◆ TASK ITEM ◆
Write out the data word for word and drop any picture you find.

(Beginning of INPUT FOR THIS TASK)

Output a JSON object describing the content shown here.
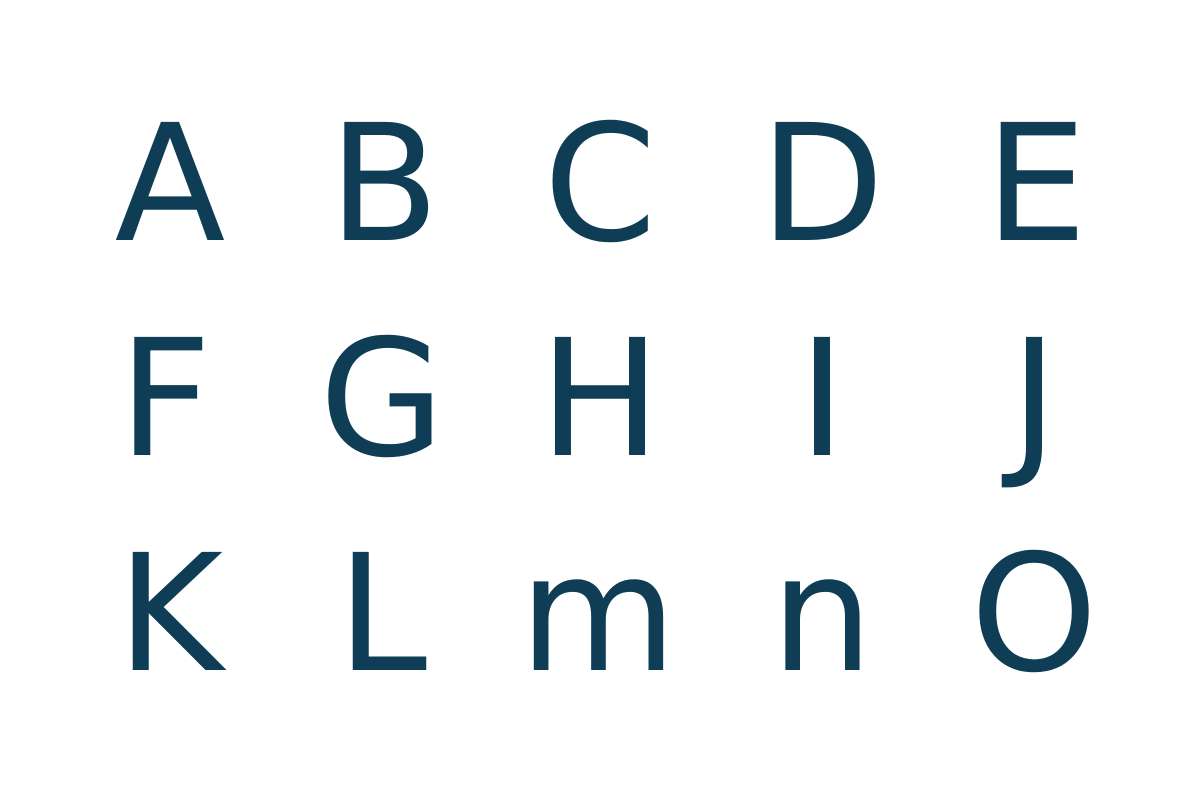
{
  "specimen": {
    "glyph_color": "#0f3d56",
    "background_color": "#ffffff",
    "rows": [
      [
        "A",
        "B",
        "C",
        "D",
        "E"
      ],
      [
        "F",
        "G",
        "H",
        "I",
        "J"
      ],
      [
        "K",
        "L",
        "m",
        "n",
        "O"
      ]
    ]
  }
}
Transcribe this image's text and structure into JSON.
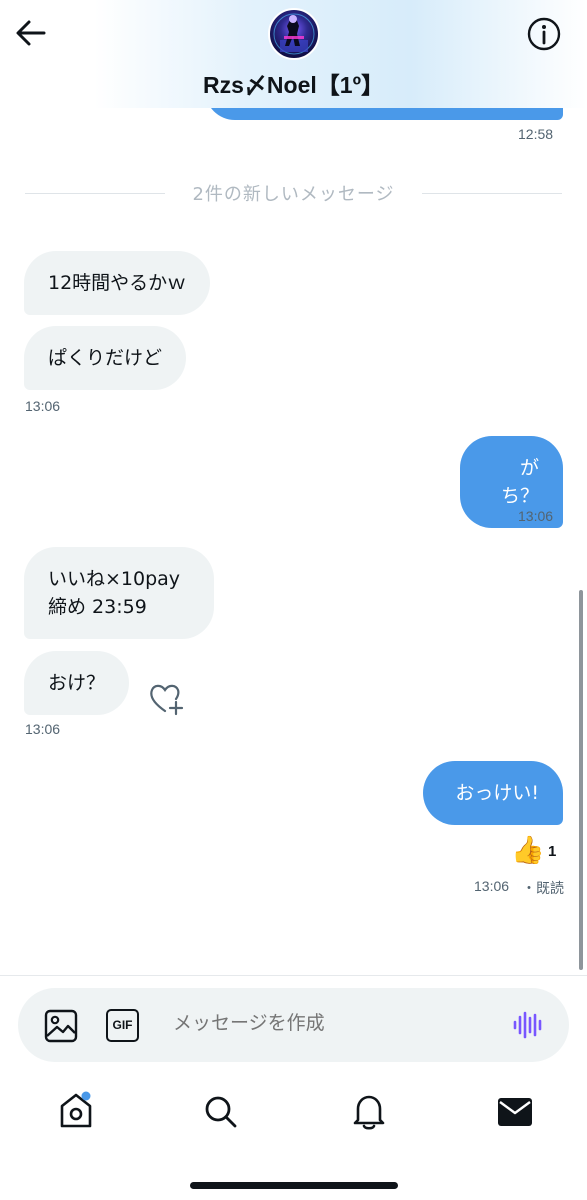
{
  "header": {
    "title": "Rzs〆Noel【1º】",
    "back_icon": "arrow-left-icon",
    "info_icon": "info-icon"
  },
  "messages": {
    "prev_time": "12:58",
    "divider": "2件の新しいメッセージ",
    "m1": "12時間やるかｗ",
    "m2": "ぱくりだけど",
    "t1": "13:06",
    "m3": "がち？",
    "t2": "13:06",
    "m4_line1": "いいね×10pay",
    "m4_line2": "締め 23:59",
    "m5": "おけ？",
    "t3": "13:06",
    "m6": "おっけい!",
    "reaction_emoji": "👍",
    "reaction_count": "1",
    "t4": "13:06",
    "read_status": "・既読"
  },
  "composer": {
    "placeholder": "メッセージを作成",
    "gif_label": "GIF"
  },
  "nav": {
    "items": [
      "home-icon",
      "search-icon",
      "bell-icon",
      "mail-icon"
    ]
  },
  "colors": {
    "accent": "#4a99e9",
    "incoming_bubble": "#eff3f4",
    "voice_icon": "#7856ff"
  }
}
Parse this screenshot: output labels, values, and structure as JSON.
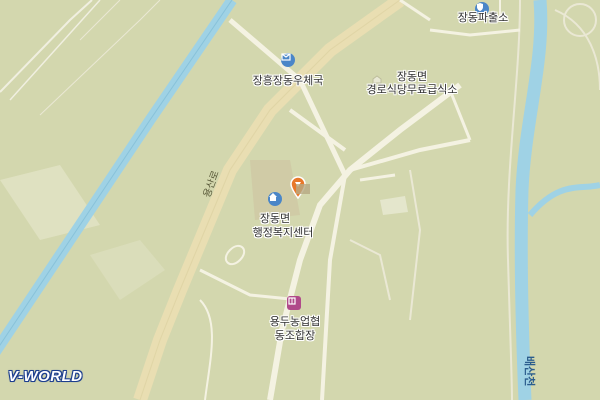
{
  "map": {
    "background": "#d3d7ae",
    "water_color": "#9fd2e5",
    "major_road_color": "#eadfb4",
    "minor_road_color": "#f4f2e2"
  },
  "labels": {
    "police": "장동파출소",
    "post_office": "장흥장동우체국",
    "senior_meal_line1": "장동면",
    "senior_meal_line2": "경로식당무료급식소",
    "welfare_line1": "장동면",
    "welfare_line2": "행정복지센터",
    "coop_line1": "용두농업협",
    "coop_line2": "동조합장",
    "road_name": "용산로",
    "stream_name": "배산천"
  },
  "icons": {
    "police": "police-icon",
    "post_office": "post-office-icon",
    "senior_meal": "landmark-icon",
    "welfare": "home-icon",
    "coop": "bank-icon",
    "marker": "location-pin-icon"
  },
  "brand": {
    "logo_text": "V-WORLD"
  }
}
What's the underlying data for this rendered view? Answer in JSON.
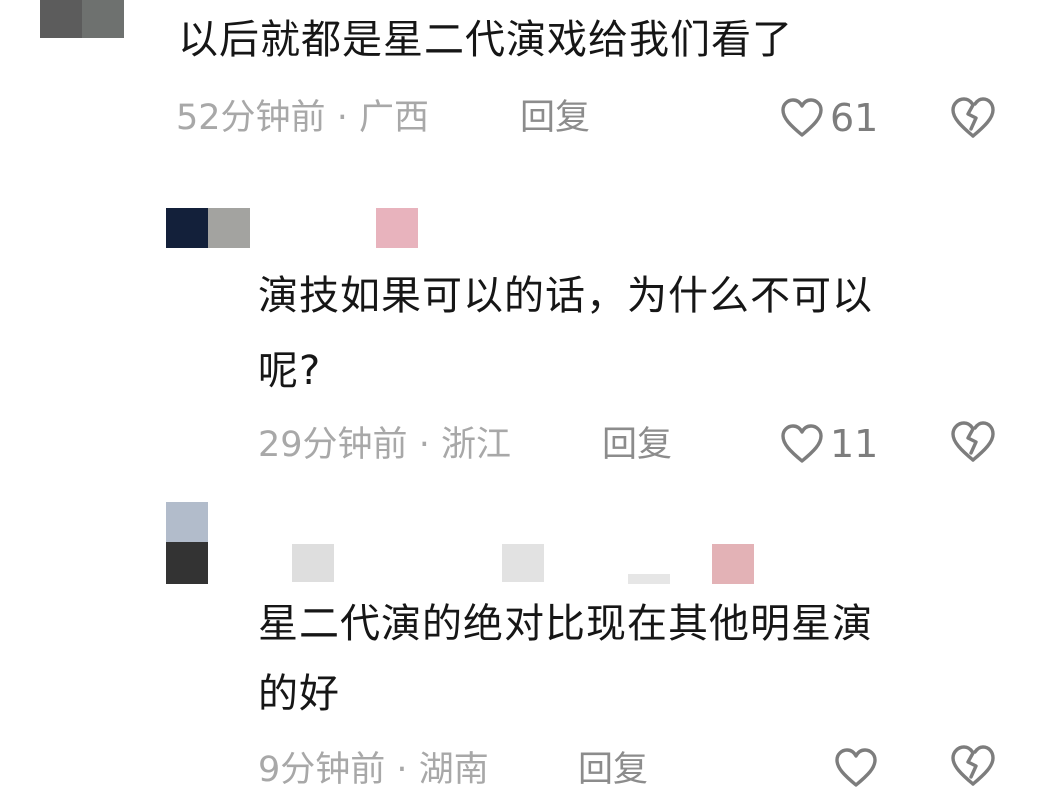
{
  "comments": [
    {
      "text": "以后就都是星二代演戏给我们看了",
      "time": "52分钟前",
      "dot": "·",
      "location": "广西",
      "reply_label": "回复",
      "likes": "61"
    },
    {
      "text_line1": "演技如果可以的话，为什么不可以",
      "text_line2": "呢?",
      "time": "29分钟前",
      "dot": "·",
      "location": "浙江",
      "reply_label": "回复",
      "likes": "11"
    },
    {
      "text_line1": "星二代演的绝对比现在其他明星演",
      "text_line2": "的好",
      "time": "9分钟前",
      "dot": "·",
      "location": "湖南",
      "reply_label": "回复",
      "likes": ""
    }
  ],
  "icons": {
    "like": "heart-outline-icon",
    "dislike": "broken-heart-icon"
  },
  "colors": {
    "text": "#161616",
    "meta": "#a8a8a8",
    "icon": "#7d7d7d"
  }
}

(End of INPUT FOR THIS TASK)

◆ RESPONSE FOR THIS EXERCISE ◆
Output a JSON object describing the content shown here.
{
  "specimen": {
    "glyph_color": "#0f3d56",
    "background_color": "#ffffff",
    "rows": [
      [
        "A",
        "B",
        "C",
        "D",
        "E"
      ],
      [
        "F",
        "G",
        "H",
        "I",
        "J"
      ],
      [
        "K",
        "L",
        "m",
        "n",
        "O"
      ]
    ]
  }
}
Transcribe this image's text and structure into JSON.
{
  "header": {
    "title": "Rzs〆Noel【1º】",
    "back_icon": "arrow-left-icon",
    "info_icon": "info-icon"
  },
  "messages": {
    "prev_time": "12:58",
    "divider": "2件の新しいメッセージ",
    "m1": "12時間やるかｗ",
    "m2": "ぱくりだけど",
    "t1": "13:06",
    "m3": "がち？",
    "t2": "13:06",
    "m4_line1": "いいね×10pay",
    "m4_line2": "締め 23:59",
    "m5": "おけ？",
    "t3": "13:06",
    "m6": "おっけい!",
    "reaction_emoji": "👍",
    "reaction_count": "1",
    "t4": "13:06",
    "read_status": "・既読"
  },
  "composer": {
    "placeholder": "メッセージを作成",
    "gif_label": "GIF"
  },
  "nav": {
    "items": [
      "home-icon",
      "search-icon",
      "bell-icon",
      "mail-icon"
    ]
  },
  "colors": {
    "accent": "#4a99e9",
    "incoming_bubble": "#eff3f4",
    "voice_icon": "#7856ff"
  }
}
Parse this screenshot: output labels, values, and structure as JSON.
{
  "map": {
    "background": "#d3d7ae",
    "water_color": "#9fd2e5",
    "major_road_color": "#eadfb4",
    "minor_road_color": "#f4f2e2"
  },
  "labels": {
    "police": "장동파출소",
    "post_office": "장흥장동우체국",
    "senior_meal_line1": "장동면",
    "senior_meal_line2": "경로식당무료급식소",
    "welfare_line1": "장동면",
    "welfare_line2": "행정복지센터",
    "coop_line1": "용두농업협",
    "coop_line2": "동조합장",
    "road_name": "용산로",
    "stream_name": "배산천"
  },
  "icons": {
    "police": "police-icon",
    "post_office": "post-office-icon",
    "senior_meal": "landmark-icon",
    "welfare": "home-icon",
    "coop": "bank-icon",
    "marker": "location-pin-icon"
  },
  "brand": {
    "logo_text": "V-WORLD"
  }
}
What's the underlying data for this rendered view? Answer in JSON.
{
  "comments": [
    {
      "text": "以后就都是星二代演戏给我们看了",
      "time": "52分钟前",
      "dot": "·",
      "location": "广西",
      "reply_label": "回复",
      "likes": "61"
    },
    {
      "text_line1": "演技如果可以的话，为什么不可以",
      "text_line2": "呢?",
      "time": "29分钟前",
      "dot": "·",
      "location": "浙江",
      "reply_label": "回复",
      "likes": "11"
    },
    {
      "text_line1": "星二代演的绝对比现在其他明星演",
      "text_line2": "的好",
      "time": "9分钟前",
      "dot": "·",
      "location": "湖南",
      "reply_label": "回复",
      "likes": ""
    }
  ],
  "icons": {
    "like": "heart-outline-icon",
    "dislike": "broken-heart-icon"
  },
  "colors": {
    "text": "#161616",
    "meta": "#a8a8a8",
    "icon": "#7d7d7d"
  }
}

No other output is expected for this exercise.